TWO MEN SITTING OUTSIDE THE LABOR FIRST
(Appeared in The Apple Tree, Issue 1)
I’m running into the Coney Island to pick up
my breakfast takeout and I see these two middleaged guys
sitting on the curb in front of the Labor First next door.
It’s early, around 8:30, and the place isn’t
even open yet but they’re just sitting there waiting
to see if they’ll have work today or not.
The guy on the left is wearing Oakley sunglasses
and a Big Johnson teeshirt and his arms are folded
over his protruding gut.
He spits every few minutes like he can’t quite

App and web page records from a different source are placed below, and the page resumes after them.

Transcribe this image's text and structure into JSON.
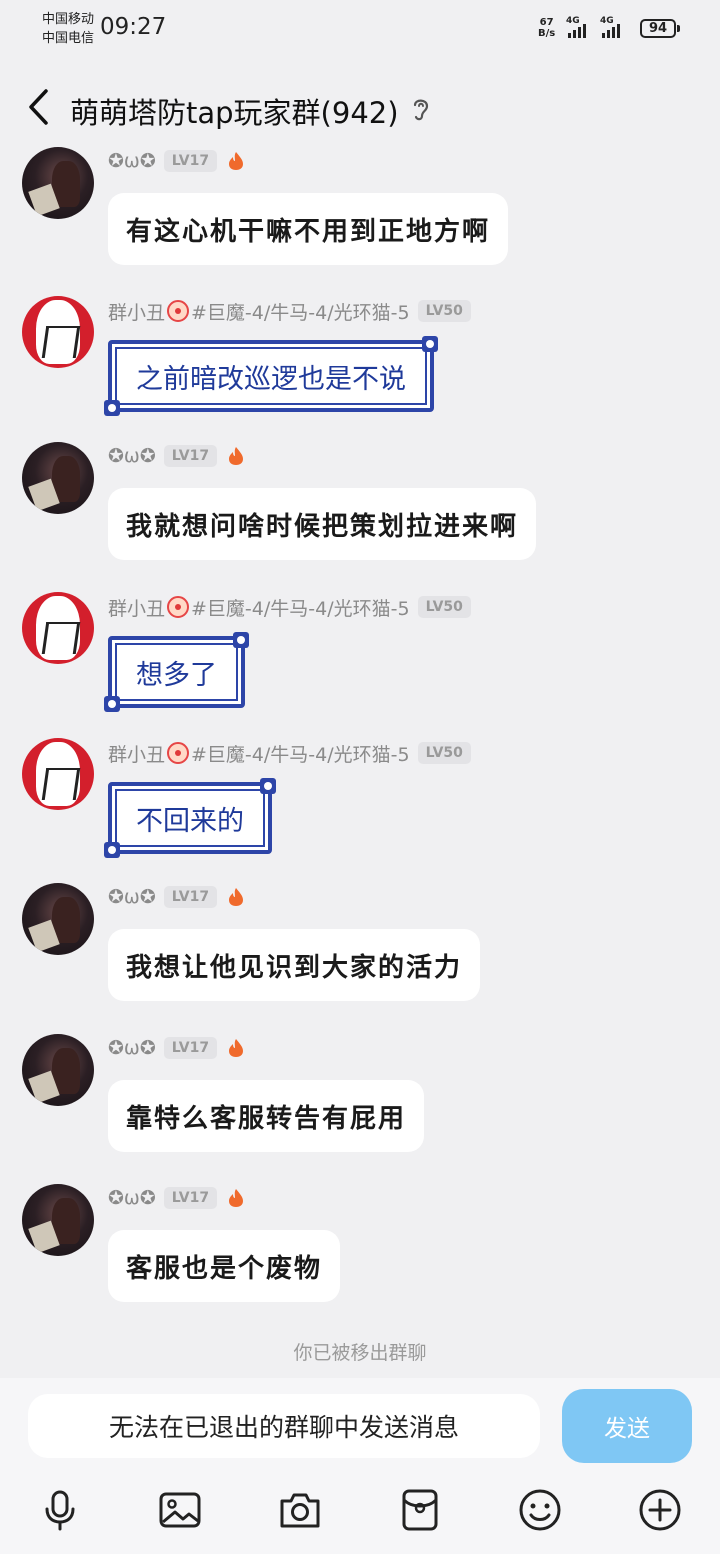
{
  "status_bar": {
    "carrier_1": "中国移动",
    "carrier_2": "中国电信",
    "time": "09:27",
    "net_speed_value": "67",
    "net_speed_unit": "B/s",
    "signal_1_label": "4G",
    "signal_2_label": "4G",
    "battery": "94"
  },
  "header": {
    "title": "萌萌塔防tap玩家群(942)",
    "icons": [
      "back-icon",
      "ear-icon"
    ]
  },
  "messages": [
    {
      "sender": "✪ω✪",
      "level": "LV17",
      "text": "有这心机干嘛不用到正地方啊",
      "style": "plain"
    },
    {
      "sender_prefix": "群小丑",
      "sender_suffix": "#巨魔-4/牛马-4/光环猫-5",
      "level": "LV50",
      "text": "之前暗改巡逻也是不说",
      "style": "fancy"
    },
    {
      "sender": "✪ω✪",
      "level": "LV17",
      "text": "我就想问啥时候把策划拉进来啊",
      "style": "plain"
    },
    {
      "sender_prefix": "群小丑",
      "sender_suffix": "#巨魔-4/牛马-4/光环猫-5",
      "level": "LV50",
      "text": "想多了",
      "style": "fancy"
    },
    {
      "sender_prefix": "群小丑",
      "sender_suffix": "#巨魔-4/牛马-4/光环猫-5",
      "level": "LV50",
      "text": "不回来的",
      "style": "fancy"
    },
    {
      "sender": "✪ω✪",
      "level": "LV17",
      "text": "我想让他见识到大家的活力",
      "style": "plain"
    },
    {
      "sender": "✪ω✪",
      "level": "LV17",
      "text": "靠特么客服转告有屁用",
      "style": "plain"
    },
    {
      "sender": "✪ω✪",
      "level": "LV17",
      "text": "客服也是个废物",
      "style": "plain"
    }
  ],
  "system_notice": "你已被移出群聊",
  "input": {
    "text": "无法在已退出的群聊中发送消息",
    "send_label": "发送"
  },
  "toolbar_icons": [
    "microphone-icon",
    "image-icon",
    "camera-icon",
    "red-packet-icon",
    "emoji-icon",
    "plus-icon"
  ],
  "colors": {
    "background": "#f0f0f2",
    "send_button": "#7fc7f4",
    "fancy_bubble_border": "#2d45a8",
    "fancy_bubble_text": "#1f3a9a",
    "fire": "#f06a2c"
  }
}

manage to take in the world, rebelling any way he can.
His friend is smaller and is wearing a plain white veeneck
his skin brown and leathery he’s got black and gray stubble on his
lips and chin and he has deep dark eyes that

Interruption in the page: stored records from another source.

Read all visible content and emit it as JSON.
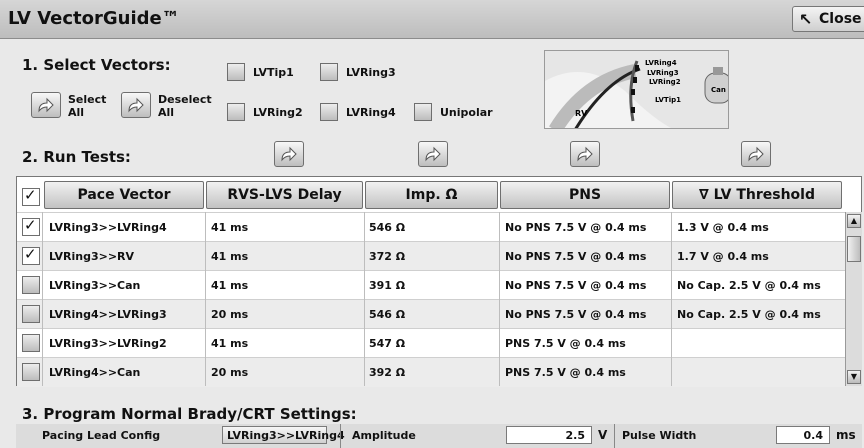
{
  "window": {
    "title": "LV VectorGuide™",
    "close_label": "Close"
  },
  "select_vectors": {
    "heading": "1. Select Vectors:",
    "select_all_label": "Select\nAll",
    "deselect_all_label": "Deselect\nAll",
    "checkboxes": [
      {
        "label": "LVTip1",
        "checked": false
      },
      {
        "label": "LVRing3",
        "checked": false
      },
      {
        "label": "LVRing2",
        "checked": false
      },
      {
        "label": "LVRing4",
        "checked": false
      },
      {
        "label": "Unipolar",
        "checked": false
      }
    ]
  },
  "diagram": {
    "labels": [
      "LVRing4",
      "LVRing3",
      "LVRing2",
      "LVTip1",
      "Can",
      "RV"
    ]
  },
  "run_tests": {
    "heading": "2. Run Tests:"
  },
  "table": {
    "header_checked": true,
    "columns": [
      "Pace Vector",
      "RVS-LVS Delay",
      "Imp. Ω",
      "PNS",
      "LV Threshold"
    ],
    "sort_icon": "triangle-down-icon",
    "rows": [
      {
        "checked": true,
        "vector": "LVRing3>>LVRing4",
        "delay": "41 ms",
        "imp": "546 Ω",
        "pns": "No PNS 7.5 V @ 0.4 ms",
        "threshold": "1.3 V @ 0.4 ms"
      },
      {
        "checked": true,
        "vector": "LVRing3>>RV",
        "delay": "41 ms",
        "imp": "372 Ω",
        "pns": "No PNS 7.5 V @ 0.4 ms",
        "threshold": "1.7 V @ 0.4 ms"
      },
      {
        "checked": false,
        "vector": "LVRing3>>Can",
        "delay": "41 ms",
        "imp": "391 Ω",
        "pns": "No PNS 7.5 V @ 0.4 ms",
        "threshold": "No Cap. 2.5 V @ 0.4 ms"
      },
      {
        "checked": false,
        "vector": "LVRing4>>LVRing3",
        "delay": "20 ms",
        "imp": "546 Ω",
        "pns": "No PNS 7.5 V @ 0.4 ms",
        "threshold": "No Cap. 2.5 V @ 0.4 ms"
      },
      {
        "checked": false,
        "vector": "LVRing3>>LVRing2",
        "delay": "41 ms",
        "imp": "547 Ω",
        "pns": "PNS 7.5 V @ 0.4 ms",
        "threshold": ""
      },
      {
        "checked": false,
        "vector": "LVRing4>>Can",
        "delay": "20 ms",
        "imp": "392 Ω",
        "pns": "PNS 7.5 V @ 0.4 ms",
        "threshold": ""
      }
    ]
  },
  "program": {
    "heading": "3. Program Normal Brady/CRT Settings:",
    "pacing_lead_config_label": "Pacing Lead Config",
    "pacing_lead_config_value": "LVRing3>>LVRing4",
    "amplitude_label": "Amplitude",
    "amplitude_value": "2.5",
    "amplitude_unit": "V",
    "pulse_width_label": "Pulse Width",
    "pulse_width_value": "0.4",
    "pulse_width_unit": "ms"
  }
}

are tortured and soulful.
He’s talking but I can’t make out what he’s saying
and he takes a drag of his cigarette every few words—the burning cherry end
snaking down the white stem with every suck and pull.
They’re looking out onto Beck Road the morning traffic thick with those
headed to work and there’s a certain jealousy
silently nestled in them, in the way they shift and move
and talk and groan as if it should be them driving an air-conditioned
four-door to work rather than sitting in the already sweltering heat.
Then they see me and we make eye contact as I walk toward the diner
and I smile to be polite but they don’t respond they’re just sitting and
won’t stop looking at me. At what I am.